→ **Exercise data**:
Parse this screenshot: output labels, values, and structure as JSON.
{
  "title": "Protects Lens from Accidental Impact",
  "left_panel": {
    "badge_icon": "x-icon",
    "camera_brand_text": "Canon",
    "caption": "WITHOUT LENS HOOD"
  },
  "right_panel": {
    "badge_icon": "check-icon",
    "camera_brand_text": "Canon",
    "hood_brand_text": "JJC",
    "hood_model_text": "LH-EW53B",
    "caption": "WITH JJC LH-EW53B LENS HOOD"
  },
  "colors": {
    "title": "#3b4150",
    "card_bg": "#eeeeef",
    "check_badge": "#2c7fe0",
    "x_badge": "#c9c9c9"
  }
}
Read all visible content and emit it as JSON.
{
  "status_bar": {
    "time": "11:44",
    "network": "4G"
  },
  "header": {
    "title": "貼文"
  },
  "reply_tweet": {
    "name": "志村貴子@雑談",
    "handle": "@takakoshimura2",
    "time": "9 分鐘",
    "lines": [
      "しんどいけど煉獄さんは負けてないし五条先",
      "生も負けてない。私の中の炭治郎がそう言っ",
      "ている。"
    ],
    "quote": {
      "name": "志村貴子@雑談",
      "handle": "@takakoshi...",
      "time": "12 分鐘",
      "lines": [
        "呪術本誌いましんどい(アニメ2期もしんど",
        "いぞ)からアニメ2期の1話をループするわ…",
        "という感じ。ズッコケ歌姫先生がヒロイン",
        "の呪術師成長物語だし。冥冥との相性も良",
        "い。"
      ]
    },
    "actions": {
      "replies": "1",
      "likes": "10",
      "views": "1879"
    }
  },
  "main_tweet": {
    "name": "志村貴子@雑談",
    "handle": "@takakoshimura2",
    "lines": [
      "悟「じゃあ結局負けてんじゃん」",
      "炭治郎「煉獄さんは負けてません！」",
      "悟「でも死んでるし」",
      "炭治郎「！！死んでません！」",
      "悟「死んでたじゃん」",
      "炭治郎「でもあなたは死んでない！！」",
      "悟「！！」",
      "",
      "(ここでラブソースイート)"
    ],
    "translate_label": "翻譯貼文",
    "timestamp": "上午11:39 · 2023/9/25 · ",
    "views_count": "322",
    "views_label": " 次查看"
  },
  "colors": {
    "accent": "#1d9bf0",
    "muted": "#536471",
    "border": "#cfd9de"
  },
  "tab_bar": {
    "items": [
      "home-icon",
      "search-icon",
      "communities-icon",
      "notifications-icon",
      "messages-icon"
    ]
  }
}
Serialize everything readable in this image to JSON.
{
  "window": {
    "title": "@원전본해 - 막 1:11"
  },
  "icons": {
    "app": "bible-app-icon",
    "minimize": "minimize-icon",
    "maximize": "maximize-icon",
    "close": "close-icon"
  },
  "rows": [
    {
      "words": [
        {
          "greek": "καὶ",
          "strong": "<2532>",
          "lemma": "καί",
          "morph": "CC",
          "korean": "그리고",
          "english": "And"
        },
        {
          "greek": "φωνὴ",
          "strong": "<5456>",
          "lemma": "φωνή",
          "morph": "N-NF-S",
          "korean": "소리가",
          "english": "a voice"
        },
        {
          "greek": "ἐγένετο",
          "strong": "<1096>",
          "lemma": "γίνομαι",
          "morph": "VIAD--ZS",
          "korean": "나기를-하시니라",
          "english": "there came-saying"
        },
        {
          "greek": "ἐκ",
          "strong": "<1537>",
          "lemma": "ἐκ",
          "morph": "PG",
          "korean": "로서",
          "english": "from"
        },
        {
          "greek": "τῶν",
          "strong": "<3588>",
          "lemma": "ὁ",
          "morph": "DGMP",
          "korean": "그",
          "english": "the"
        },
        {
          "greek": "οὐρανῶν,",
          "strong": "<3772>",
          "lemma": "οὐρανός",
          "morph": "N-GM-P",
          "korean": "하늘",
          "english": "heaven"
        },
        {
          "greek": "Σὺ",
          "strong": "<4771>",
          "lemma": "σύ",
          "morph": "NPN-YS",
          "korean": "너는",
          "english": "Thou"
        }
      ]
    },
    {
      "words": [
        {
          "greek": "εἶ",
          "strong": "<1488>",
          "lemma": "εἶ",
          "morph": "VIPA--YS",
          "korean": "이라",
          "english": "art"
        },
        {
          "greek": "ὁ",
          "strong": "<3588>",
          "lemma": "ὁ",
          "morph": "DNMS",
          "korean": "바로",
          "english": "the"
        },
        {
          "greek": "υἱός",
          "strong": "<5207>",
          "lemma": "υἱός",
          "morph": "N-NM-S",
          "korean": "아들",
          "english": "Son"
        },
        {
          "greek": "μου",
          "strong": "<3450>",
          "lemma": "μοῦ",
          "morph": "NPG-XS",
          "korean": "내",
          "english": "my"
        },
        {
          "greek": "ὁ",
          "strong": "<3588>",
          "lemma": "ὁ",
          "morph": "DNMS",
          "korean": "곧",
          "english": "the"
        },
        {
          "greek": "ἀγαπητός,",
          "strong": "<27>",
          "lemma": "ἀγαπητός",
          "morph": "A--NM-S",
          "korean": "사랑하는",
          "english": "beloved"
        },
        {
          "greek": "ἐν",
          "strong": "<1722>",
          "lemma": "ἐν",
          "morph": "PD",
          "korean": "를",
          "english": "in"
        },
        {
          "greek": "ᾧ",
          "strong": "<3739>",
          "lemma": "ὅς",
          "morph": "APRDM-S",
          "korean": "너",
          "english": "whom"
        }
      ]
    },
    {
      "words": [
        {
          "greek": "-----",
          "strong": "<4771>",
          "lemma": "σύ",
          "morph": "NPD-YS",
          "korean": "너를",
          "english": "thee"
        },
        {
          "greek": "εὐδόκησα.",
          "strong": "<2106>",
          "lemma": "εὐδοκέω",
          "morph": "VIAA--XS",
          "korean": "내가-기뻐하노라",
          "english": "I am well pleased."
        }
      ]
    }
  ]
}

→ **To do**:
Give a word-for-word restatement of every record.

→ **Task response**:
Parse this screenshot: output labels, values, and structure as JSON.
{
  "title": "Protects Lens from Accidental Impact",
  "left_panel": {
    "badge_icon": "x-icon",
    "camera_brand_text": "Canon",
    "caption": "WITHOUT LENS HOOD"
  },
  "right_panel": {
    "badge_icon": "check-icon",
    "camera_brand_text": "Canon",
    "hood_brand_text": "JJC",
    "hood_model_text": "LH-EW53B",
    "caption": "WITH JJC LH-EW53B LENS HOOD"
  },
  "colors": {
    "title": "#3b4150",
    "card_bg": "#eeeeef",
    "check_badge": "#2c7fe0",
    "x_badge": "#c9c9c9"
  }
}
Read all visible content and emit it as JSON.
{
  "status_bar": {
    "time": "11:44",
    "network": "4G"
  },
  "header": {
    "title": "貼文"
  },
  "reply_tweet": {
    "name": "志村貴子@雑談",
    "handle": "@takakoshimura2",
    "time": "9 分鐘",
    "lines": [
      "しんどいけど煉獄さんは負けてないし五条先",
      "生も負けてない。私の中の炭治郎がそう言っ",
      "ている。"
    ],
    "quote": {
      "name": "志村貴子@雑談",
      "handle": "@takakoshi...",
      "time": "12 分鐘",
      "lines": [
        "呪術本誌いましんどい(アニメ2期もしんど",
        "いぞ)からアニメ2期の1話をループするわ…",
        "という感じ。ズッコケ歌姫先生がヒロイン",
        "の呪術師成長物語だし。冥冥との相性も良",
        "い。"
      ]
    },
    "actions": {
      "replies": "1",
      "likes": "10",
      "views": "1879"
    }
  },
  "main_tweet": {
    "name": "志村貴子@雑談",
    "handle": "@takakoshimura2",
    "lines": [
      "悟「じゃあ結局負けてんじゃん」",
      "炭治郎「煉獄さんは負けてません！」",
      "悟「でも死んでるし」",
      "炭治郎「！！死んでません！」",
      "悟「死んでたじゃん」",
      "炭治郎「でもあなたは死んでない！！」",
      "悟「！！」",
      "",
      "(ここでラブソースイート)"
    ],
    "translate_label": "翻譯貼文",
    "timestamp": "上午11:39 · 2023/9/25 · ",
    "views_count": "322",
    "views_label": " 次查看"
  },
  "colors": {
    "accent": "#1d9bf0",
    "muted": "#536471",
    "border": "#cfd9de"
  },
  "tab_bar": {
    "items": [
      "home-icon",
      "search-icon",
      "communities-icon",
      "notifications-icon",
      "messages-icon"
    ]
  }
}
Serialize everything readable in this image to JSON.
{
  "window": {
    "title": "@원전본해 - 막 1:11"
  },
  "icons": {
    "app": "bible-app-icon",
    "minimize": "minimize-icon",
    "maximize": "maximize-icon",
    "close": "close-icon"
  },
  "rows": [
    {
      "words": [
        {
          "greek": "καὶ",
          "strong": "<2532>",
          "lemma": "καί",
          "morph": "CC",
          "korean": "그리고",
          "english": "And"
        },
        {
          "greek": "φωνὴ",
          "strong": "<5456>",
          "lemma": "φωνή",
          "morph": "N-NF-S",
          "korean": "소리가",
          "english": "a voice"
        },
        {
          "greek": "ἐγένετο",
          "strong": "<1096>",
          "lemma": "γίνομαι",
          "morph": "VIAD--ZS",
          "korean": "나기를-하시니라",
          "english": "there came-saying"
        },
        {
          "greek": "ἐκ",
          "strong": "<1537>",
          "lemma": "ἐκ",
          "morph": "PG",
          "korean": "로서",
          "english": "from"
        },
        {
          "greek": "τῶν",
          "strong": "<3588>",
          "lemma": "ὁ",
          "morph": "DGMP",
          "korean": "그",
          "english": "the"
        },
        {
          "greek": "οὐρανῶν,",
          "strong": "<3772>",
          "lemma": "οὐρανός",
          "morph": "N-GM-P",
          "korean": "하늘",
          "english": "heaven"
        },
        {
          "greek": "Σὺ",
          "strong": "<4771>",
          "lemma": "σύ",
          "morph": "NPN-YS",
          "korean": "너는",
          "english": "Thou"
        }
      ]
    },
    {
      "words": [
        {
          "greek": "εἶ",
          "strong": "<1488>",
          "lemma": "εἶ",
          "morph": "VIPA--YS",
          "korean": "이라",
          "english": "art"
        },
        {
          "greek": "ὁ",
          "strong": "<3588>",
          "lemma": "ὁ",
          "morph": "DNMS",
          "korean": "바로",
          "english": "the"
        },
        {
          "greek": "υἱός",
          "strong": "<5207>",
          "lemma": "υἱός",
          "morph": "N-NM-S",
          "korean": "아들",
          "english": "Son"
        },
        {
          "greek": "μου",
          "strong": "<3450>",
          "lemma": "μοῦ",
          "morph": "NPG-XS",
          "korean": "내",
          "english": "my"
        },
        {
          "greek": "ὁ",
          "strong": "<3588>",
          "lemma": "ὁ",
          "morph": "DNMS",
          "korean": "곧",
          "english": "the"
        },
        {
          "greek": "ἀγαπητός,",
          "strong": "<27>",
          "lemma": "ἀγαπητός",
          "morph": "A--NM-S",
          "korean": "사랑하는",
          "english": "beloved"
        },
        {
          "greek": "ἐν",
          "strong": "<1722>",
          "lemma": "ἐν",
          "morph": "PD",
          "korean": "를",
          "english": "in"
        },
        {
          "greek": "ᾧ",
          "strong": "<3739>",
          "lemma": "ὅς",
          "morph": "APRDM-S",
          "korean": "너",
          "english": "whom"
        }
      ]
    },
    {
      "words": [
        {
          "greek": "-----",
          "strong": "<4771>",
          "lemma": "σύ",
          "morph": "NPD-YS",
          "korean": "너를",
          "english": "thee"
        },
        {
          "greek": "εὐδόκησα.",
          "strong": "<2106>",
          "lemma": "εὐδοκέω",
          "morph": "VIAA--XS",
          "korean": "내가-기뻐하노라",
          "english": "I am well pleased."
        }
      ]
    }
  ]
}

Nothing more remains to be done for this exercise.